By Stephanie Nebehay
Reuters dispatch, February 18, 2013
"United Nations investigators said on Monday that Syrian leaders they had identified as suspected war criminals should face the International Criminal Court (ICC). The investigators urged the UN Security Council to 'act urgently to ensure accountability' for violations, including murder and torture, committed by both sides in a conflict that has killed an estimated 70,000 people since a revolt against President Bashar al-Assad began in March, 2011. 'Now really it's time ... We have a permanent court, the International Criminal Court, who would be ready to take this case,' Carla del Ponte, a former ICC chief prosecutor who joined the UN team in September, told a news briefing in Geneva. The inquiry, led by Brazilian Paulo Pinheiro, is tracing the chain of command to establish criminal responsibility and build a case for eventual prosecution. 'Of course we were able to identify high-level perpetrators,' del Ponte said, adding that these were people 'in command responsibility ... deciding, organizing, planning and aiding and abetting the commission of crimes'. She said it was urgent for the Hague-based war crimes tribunal to take up cases of 'very high officials', but did not identify them, in line with the inquiry's practice. 'We have crimes committed against children, rape and sexual violence. We have grave concerns. That is also one reason why an international body of justice must act because it is terrible.' Del Ponte, who brought former Yugoslav President Slobodan Milosevic to the ICC on war crimes charges, said the ICC prosecutor would need to deepen the investigation on Syria before an indictment could be prepared.
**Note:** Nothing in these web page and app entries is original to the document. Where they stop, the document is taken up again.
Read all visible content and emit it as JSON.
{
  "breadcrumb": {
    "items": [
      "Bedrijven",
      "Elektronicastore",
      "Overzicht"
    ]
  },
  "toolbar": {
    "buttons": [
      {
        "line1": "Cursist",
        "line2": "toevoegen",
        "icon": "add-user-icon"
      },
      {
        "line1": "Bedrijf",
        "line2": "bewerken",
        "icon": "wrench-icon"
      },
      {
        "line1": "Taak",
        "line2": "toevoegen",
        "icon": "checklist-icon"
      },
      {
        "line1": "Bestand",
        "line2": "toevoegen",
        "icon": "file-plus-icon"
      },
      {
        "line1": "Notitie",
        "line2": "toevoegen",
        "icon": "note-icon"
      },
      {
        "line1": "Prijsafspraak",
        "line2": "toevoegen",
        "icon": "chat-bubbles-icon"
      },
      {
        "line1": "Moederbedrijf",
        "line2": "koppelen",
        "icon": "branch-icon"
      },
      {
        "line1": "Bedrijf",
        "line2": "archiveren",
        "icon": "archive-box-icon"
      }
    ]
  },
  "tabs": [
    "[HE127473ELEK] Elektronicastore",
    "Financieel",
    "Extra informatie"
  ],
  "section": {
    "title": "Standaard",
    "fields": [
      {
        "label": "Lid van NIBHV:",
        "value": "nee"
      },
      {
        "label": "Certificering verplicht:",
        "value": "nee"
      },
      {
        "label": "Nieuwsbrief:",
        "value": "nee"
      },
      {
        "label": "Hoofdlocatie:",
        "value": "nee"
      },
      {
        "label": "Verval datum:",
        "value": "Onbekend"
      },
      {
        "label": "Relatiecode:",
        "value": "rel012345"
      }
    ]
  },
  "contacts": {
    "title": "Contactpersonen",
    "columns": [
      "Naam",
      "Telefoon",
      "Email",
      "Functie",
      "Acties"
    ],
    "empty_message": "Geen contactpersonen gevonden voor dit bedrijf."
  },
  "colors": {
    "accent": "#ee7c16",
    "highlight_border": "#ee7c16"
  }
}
Pinheiro, noting that only the Security Council could refer Syria's case to the ICC, said: 'We are in very close dialogue with all the five permanent members and with all the members of the Security Council, but we don't have the key that will open the path to cooperation inside the Security Council.' Karen Koning AbuZayd, an American member of the UN team, told Reuters it had information pointing to 'people who have given instructions and are responsible for government policy, people who are in the leadership of the military, for example'. The inquiry's third list of suspects, building on lists drawn up in the past year, remains secret. It will be entrusted to UN High Commissioner for Human Rights, Navi Pillay, upon expiry of its mandate at the end of March, the report said. Pillay, a former ICC judge, said on Saturday Assad should be probed for war crimes, and called for outside action on Syria, including possible military intervention. Pinheiro said the investigators would not speak publicly about 'numbers, names or levels' of suspects, adding that it was vital to pursue accountability for international crimes 'to counter the pervasive sense of impunity' in Syria. [...]"